    Folks, Vyatta is not going to bring Cisco or Juniper to their knees. They have the hardware.

  4. Gary, technically you are absolute correct. But I believe what counts here is the message itself. Tech people know very well what you were talking about. But the business people currently haven this open source thing on their RADAR and for them this message matters. To what this might lead is another question though…

  5. This is a lot of hype. Software and hardware are not the “secret arsenal” of telcos and open source versions don’t make it much easier to compete. Internetworking is complex, and the skill of telcos in managing, designing, and building infrastructure is what makes them successful.

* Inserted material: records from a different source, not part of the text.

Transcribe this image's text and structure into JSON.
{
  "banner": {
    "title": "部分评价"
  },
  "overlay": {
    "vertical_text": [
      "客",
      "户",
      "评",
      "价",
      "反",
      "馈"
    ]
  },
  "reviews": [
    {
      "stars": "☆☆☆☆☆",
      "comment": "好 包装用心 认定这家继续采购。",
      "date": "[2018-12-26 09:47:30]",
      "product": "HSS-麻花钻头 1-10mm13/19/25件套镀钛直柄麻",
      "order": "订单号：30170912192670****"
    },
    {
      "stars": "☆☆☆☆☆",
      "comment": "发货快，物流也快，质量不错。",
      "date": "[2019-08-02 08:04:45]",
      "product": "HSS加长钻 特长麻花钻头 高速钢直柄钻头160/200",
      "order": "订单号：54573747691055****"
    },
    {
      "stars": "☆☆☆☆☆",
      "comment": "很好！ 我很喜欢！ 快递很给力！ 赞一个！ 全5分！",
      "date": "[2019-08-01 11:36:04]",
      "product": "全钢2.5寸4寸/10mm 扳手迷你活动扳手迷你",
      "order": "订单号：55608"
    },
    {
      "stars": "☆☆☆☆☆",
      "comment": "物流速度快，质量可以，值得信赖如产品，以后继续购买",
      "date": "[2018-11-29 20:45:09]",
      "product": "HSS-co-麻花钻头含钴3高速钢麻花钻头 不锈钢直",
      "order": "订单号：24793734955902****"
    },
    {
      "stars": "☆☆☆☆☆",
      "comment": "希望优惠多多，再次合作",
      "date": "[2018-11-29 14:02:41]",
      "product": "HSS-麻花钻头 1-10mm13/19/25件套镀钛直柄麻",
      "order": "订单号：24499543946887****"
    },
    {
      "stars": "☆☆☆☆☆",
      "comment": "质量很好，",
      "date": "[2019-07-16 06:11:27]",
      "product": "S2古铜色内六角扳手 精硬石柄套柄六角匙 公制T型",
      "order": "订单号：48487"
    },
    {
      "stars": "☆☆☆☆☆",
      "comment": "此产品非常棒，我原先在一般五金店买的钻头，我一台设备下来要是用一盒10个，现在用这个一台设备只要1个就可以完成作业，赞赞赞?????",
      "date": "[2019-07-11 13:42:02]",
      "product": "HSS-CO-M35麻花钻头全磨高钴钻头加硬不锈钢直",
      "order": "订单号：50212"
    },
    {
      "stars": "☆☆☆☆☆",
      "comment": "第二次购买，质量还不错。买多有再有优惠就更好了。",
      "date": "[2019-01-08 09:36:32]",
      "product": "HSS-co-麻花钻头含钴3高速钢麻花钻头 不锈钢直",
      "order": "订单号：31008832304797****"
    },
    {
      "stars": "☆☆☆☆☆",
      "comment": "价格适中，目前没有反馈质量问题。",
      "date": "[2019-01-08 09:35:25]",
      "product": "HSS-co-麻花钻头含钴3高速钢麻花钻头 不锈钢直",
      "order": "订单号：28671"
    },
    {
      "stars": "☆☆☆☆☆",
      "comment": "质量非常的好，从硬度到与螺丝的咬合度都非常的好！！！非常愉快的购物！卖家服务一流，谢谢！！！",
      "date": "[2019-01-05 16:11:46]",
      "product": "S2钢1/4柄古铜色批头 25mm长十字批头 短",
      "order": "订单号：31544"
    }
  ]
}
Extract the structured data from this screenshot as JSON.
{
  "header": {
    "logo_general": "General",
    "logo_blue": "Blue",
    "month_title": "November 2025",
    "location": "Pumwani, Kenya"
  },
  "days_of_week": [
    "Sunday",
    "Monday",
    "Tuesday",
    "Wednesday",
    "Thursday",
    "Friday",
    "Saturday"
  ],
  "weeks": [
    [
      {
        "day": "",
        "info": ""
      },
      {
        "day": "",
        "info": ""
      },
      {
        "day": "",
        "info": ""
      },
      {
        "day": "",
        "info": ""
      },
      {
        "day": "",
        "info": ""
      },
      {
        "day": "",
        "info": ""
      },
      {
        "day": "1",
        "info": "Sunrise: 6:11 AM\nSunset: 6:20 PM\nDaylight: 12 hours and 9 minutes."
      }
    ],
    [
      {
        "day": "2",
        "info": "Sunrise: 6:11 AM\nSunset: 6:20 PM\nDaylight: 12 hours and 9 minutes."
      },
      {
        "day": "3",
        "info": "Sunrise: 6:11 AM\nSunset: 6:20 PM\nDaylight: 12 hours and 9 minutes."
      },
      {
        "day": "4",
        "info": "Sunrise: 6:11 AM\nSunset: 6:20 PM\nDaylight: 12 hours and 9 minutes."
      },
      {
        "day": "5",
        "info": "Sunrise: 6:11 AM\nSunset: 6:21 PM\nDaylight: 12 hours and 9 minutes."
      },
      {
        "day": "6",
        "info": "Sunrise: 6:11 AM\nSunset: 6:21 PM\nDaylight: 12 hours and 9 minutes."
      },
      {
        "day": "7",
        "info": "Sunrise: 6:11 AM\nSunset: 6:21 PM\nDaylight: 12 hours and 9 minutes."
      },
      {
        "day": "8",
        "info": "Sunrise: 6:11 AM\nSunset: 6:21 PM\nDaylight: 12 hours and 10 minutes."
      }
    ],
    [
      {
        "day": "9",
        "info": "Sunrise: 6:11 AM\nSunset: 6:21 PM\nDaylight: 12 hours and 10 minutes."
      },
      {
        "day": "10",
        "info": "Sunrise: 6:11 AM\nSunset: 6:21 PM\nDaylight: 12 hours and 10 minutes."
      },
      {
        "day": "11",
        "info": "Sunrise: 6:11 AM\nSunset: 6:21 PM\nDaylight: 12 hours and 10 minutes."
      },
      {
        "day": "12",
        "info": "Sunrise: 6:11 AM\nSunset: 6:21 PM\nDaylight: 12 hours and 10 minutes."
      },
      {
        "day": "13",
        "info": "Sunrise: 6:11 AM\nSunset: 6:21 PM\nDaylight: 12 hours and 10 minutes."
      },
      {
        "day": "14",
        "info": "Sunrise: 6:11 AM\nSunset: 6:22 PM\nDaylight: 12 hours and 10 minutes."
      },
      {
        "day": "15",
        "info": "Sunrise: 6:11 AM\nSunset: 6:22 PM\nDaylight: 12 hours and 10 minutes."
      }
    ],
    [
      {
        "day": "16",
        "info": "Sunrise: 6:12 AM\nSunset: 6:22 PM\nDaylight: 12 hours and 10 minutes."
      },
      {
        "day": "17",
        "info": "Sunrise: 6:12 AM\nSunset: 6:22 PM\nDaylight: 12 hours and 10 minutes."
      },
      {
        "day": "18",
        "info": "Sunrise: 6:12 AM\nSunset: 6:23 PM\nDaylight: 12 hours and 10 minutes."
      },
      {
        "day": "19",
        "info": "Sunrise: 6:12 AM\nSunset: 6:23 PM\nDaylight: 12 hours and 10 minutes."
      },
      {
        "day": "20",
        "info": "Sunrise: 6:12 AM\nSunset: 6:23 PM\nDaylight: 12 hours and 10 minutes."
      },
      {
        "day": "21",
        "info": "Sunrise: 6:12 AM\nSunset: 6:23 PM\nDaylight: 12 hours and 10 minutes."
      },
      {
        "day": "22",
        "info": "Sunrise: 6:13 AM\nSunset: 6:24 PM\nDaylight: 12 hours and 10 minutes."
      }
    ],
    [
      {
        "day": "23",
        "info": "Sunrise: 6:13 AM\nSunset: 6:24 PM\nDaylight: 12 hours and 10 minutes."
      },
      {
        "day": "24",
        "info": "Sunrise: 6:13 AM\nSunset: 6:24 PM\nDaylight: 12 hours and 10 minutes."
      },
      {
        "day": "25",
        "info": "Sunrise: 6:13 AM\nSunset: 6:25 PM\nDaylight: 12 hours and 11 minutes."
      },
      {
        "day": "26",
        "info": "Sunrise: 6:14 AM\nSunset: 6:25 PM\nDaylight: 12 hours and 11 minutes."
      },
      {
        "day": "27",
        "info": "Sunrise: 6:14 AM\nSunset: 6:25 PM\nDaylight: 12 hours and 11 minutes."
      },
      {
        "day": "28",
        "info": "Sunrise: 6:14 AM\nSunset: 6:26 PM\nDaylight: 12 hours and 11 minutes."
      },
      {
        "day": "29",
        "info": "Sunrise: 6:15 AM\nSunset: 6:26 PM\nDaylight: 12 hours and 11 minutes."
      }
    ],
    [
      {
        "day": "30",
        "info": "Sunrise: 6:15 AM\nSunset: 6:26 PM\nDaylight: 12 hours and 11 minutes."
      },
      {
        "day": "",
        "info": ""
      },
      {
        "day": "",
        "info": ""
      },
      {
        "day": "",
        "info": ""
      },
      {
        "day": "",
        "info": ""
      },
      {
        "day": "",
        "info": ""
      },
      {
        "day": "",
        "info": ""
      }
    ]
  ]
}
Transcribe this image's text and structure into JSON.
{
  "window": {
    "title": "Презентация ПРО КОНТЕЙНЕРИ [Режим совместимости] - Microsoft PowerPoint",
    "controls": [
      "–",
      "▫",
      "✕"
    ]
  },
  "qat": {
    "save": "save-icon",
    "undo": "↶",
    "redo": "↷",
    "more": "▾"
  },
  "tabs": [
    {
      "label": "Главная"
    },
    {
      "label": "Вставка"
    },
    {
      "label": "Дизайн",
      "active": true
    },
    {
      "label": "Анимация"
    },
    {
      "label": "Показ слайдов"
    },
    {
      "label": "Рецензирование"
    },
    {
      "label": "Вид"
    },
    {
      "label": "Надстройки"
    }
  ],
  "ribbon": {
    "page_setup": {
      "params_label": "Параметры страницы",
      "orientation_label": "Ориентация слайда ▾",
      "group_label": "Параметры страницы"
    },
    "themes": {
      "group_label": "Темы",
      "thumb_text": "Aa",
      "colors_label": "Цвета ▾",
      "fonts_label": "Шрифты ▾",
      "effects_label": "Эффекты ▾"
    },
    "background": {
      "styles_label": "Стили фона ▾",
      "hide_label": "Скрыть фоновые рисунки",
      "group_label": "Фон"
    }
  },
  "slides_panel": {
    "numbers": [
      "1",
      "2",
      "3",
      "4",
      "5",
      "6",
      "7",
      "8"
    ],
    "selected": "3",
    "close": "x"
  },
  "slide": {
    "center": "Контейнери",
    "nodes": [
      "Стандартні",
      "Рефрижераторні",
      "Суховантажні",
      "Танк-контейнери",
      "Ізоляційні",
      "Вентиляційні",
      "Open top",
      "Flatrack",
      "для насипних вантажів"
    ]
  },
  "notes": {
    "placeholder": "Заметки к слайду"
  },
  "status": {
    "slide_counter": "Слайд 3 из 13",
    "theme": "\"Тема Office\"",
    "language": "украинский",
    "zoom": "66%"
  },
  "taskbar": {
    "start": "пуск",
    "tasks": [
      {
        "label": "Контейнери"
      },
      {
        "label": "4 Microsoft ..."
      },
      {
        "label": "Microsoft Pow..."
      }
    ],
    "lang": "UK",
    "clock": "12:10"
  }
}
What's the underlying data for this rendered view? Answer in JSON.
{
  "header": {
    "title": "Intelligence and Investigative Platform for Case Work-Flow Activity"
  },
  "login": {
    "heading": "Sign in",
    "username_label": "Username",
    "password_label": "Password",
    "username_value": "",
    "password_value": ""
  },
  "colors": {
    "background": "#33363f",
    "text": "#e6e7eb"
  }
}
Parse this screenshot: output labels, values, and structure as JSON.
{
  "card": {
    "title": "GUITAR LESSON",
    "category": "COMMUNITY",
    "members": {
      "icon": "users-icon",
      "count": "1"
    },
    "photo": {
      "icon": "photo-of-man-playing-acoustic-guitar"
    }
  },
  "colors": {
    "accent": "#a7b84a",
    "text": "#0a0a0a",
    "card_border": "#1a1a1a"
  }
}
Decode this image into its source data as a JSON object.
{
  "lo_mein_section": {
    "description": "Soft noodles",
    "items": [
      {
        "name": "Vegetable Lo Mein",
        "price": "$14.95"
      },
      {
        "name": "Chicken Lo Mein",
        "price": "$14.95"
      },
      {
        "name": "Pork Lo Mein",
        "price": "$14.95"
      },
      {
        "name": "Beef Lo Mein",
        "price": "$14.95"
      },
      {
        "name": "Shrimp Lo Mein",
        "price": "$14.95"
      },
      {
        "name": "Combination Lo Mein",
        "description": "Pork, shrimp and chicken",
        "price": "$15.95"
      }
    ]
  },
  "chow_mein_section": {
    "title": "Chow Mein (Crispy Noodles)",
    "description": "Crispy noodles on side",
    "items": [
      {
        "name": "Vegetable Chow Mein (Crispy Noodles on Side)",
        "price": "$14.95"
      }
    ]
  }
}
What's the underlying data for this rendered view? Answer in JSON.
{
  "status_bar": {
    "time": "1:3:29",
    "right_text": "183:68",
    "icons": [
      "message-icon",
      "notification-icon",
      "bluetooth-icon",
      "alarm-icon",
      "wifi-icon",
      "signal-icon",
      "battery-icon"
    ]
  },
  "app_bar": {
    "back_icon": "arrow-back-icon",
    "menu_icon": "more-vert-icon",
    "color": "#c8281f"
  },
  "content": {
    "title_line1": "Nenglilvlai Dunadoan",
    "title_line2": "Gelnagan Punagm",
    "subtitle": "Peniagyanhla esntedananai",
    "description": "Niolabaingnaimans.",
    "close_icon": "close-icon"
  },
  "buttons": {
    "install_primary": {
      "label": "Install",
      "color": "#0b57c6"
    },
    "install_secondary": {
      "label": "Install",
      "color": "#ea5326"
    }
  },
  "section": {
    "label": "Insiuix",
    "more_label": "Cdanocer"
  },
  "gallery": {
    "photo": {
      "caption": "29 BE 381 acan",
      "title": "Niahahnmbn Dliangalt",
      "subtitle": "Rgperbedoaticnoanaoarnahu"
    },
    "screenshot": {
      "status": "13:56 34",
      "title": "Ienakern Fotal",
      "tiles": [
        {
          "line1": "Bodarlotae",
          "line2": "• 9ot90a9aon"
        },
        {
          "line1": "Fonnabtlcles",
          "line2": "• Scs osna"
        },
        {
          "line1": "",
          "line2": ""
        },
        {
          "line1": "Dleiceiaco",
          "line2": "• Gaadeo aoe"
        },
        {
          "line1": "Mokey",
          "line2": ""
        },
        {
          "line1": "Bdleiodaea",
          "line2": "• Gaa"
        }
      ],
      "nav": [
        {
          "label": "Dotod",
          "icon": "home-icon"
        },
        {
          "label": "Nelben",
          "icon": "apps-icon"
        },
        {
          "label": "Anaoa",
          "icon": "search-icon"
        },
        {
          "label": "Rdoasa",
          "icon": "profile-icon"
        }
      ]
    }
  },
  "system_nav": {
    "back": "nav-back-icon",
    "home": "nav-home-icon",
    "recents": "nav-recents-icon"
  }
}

    We run many, many racks of equipment using an Open Source router called Linux. It’s been possible for years. While it’s true that XORP is a valuable addition, I definitely see the the scarce commodity is network architecture knowledge.

    Cisco equipment is valuable only in the hands of qualified network personnel. If you don’t have those, it doesn’t matter what kind of equipment you have. Plus, if Open Source routers can compete with Cisco equipment in terms of quality and value, then telcos can simply replace their Ciscos and eliminate any competitive advantage anybody else has.

    Throw a heap of great equipment at a group of technical know-it-alls and tell them to set up a telco data centre. Unless they’ve done it before, and have the rare qualifications necessary to do it right, all you’re going to have in the end is a heap of useless great equipment.

    It’s true, Cisco equipment is overpriced. Packaged router solutions (similar to what Smoothwall has done for firewalls) certainly will simplify life. We run racks of servers now using Linux systems as routers, have done it for years, and it works great. The scarce resource we always need to find is qualified people.

    Open Source routers just aren’t revolutionary at all. It’s just a incremental step forward in expanding the scope of open source applications.

  6. OK, maybe that is not applicable, but this could be the beginning of not needing to depend on large telecoms for basic service in the future? If I am way off, please delete my comments. Otherwise, am I correct?

  7. This is an EXCELLENT post. I definitely see the huge implications of Vyatta’s XORP — especially for developing countries like Kenya, where I’m currently avoiding the Canadian winter. :-)
    Keep up the great writing Om.

  8. We are in an age where openness will find it’s way into every major closed business model that exists today. And as a result, if hardware that is neccessary is cheap enough to do the job, then software will come along that will allow that solution to be done cheaper more easily.
    It’s the productivity jump that big companies enjoyed after the bubble, and now its trickling down to startups and individuals.

  9. Ummm, does anyone remember the global firestorm last year when someone was supposed to be releasing part of Cisco’s IOS into the public for general distribution? Everyone went bonkers….now we are expected to believe that someone will run their enterprise network on code that any script kiddie can get their hands on for FREE!?!?! yeah, whatever….

  10. What would be interesting is to have an idea how consumers would benifit from this i.e. the $ impact on the final price of the product. So, in case of say VOIP, we know that the cost is less than half for unlimited calling compared with traditional lines.

  11. We’d better call it ‘commercial-*grade*’ open source router. That would make more sense.

    Also, the routing world has a terrible dependence on the myraid of interfaces that are not always very common on intel based platforms (read ‘servers’) and this is where it makes all the difference. The enterprise market (not to mention the SP market) requires a myraid of interfaces for their connectivity requirements and this is where Cisco and Juniper guys shine. XORP based platforms, when worked upon by enthusiast and the FLOSS evengelist in the enterprise, will face problems for sure.